DESCRIPTION OF THE TASK → Return all the lines below exactly. Any picture among them is omitted.

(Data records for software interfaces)
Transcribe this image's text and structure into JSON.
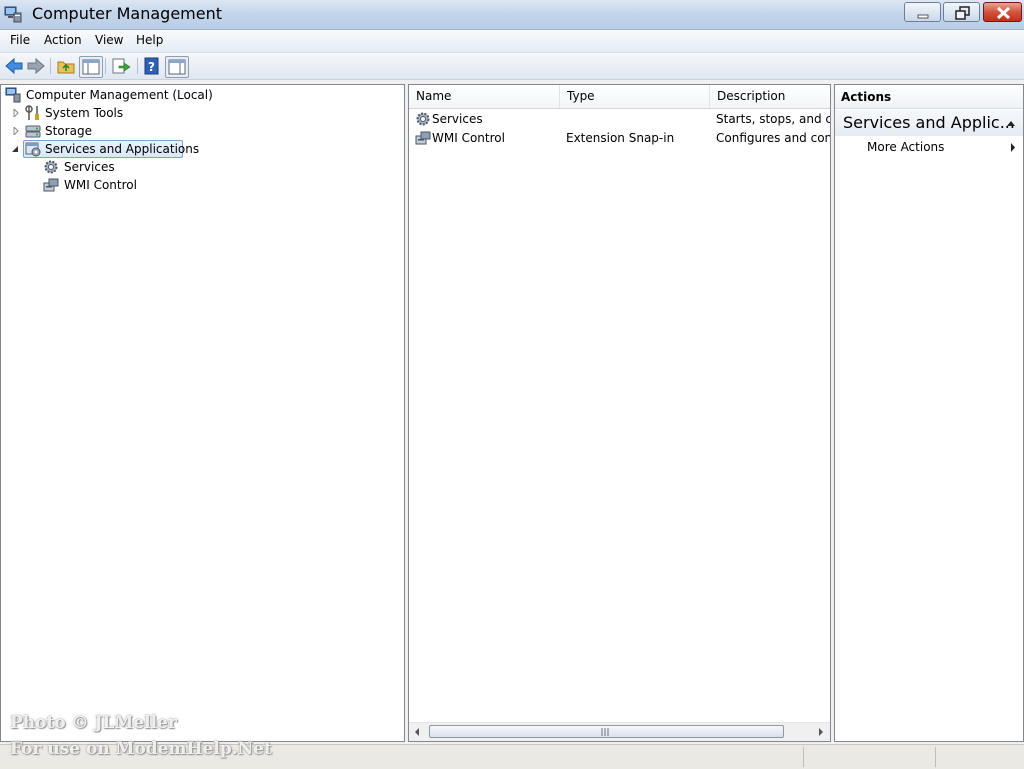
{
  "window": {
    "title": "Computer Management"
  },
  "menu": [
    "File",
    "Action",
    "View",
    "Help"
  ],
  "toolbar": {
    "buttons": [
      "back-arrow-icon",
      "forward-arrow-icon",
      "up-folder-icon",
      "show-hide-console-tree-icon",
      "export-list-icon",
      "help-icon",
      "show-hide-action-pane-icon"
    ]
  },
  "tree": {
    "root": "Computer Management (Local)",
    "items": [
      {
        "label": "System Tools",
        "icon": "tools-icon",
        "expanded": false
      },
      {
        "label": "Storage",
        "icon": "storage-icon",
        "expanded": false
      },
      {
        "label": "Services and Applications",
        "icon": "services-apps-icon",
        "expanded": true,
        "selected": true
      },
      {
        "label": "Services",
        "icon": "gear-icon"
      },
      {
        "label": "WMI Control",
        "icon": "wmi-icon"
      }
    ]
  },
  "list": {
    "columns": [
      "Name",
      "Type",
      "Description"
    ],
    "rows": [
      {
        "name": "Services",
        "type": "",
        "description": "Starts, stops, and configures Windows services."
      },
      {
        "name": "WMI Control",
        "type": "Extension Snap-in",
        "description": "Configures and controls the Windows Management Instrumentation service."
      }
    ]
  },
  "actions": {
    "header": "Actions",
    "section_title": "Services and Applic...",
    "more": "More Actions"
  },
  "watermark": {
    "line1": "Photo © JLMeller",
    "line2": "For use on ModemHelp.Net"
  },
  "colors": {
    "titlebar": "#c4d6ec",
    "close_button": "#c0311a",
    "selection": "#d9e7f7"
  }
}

WRITTEN ANSWER →
Transcribe this image's text and structure into JSON.
{
  "window": {
    "title": "Computer Management"
  },
  "menu": [
    "File",
    "Action",
    "View",
    "Help"
  ],
  "toolbar": {
    "buttons": [
      "back-arrow-icon",
      "forward-arrow-icon",
      "up-folder-icon",
      "show-hide-console-tree-icon",
      "export-list-icon",
      "help-icon",
      "show-hide-action-pane-icon"
    ]
  },
  "tree": {
    "root": "Computer Management (Local)",
    "items": [
      {
        "label": "System Tools",
        "icon": "tools-icon",
        "expanded": false
      },
      {
        "label": "Storage",
        "icon": "storage-icon",
        "expanded": false
      },
      {
        "label": "Services and Applications",
        "icon": "services-apps-icon",
        "expanded": true,
        "selected": true
      },
      {
        "label": "Services",
        "icon": "gear-icon"
      },
      {
        "label": "WMI Control",
        "icon": "wmi-icon"
      }
    ]
  },
  "list": {
    "columns": [
      "Name",
      "Type",
      "Description"
    ],
    "rows": [
      {
        "name": "Services",
        "type": "",
        "description": "Starts, stops, and configures Windows services."
      },
      {
        "name": "WMI Control",
        "type": "Extension Snap-in",
        "description": "Configures and controls the Windows Management Instrumentation service."
      }
    ]
  },
  "actions": {
    "header": "Actions",
    "section_title": "Services and Applic...",
    "more": "More Actions"
  },
  "watermark": {
    "line1": "Photo © JLMeller",
    "line2": "For use on ModemHelp.Net"
  },
  "colors": {
    "titlebar": "#c4d6ec",
    "close_button": "#c0311a",
    "selection": "#d9e7f7"
  }
}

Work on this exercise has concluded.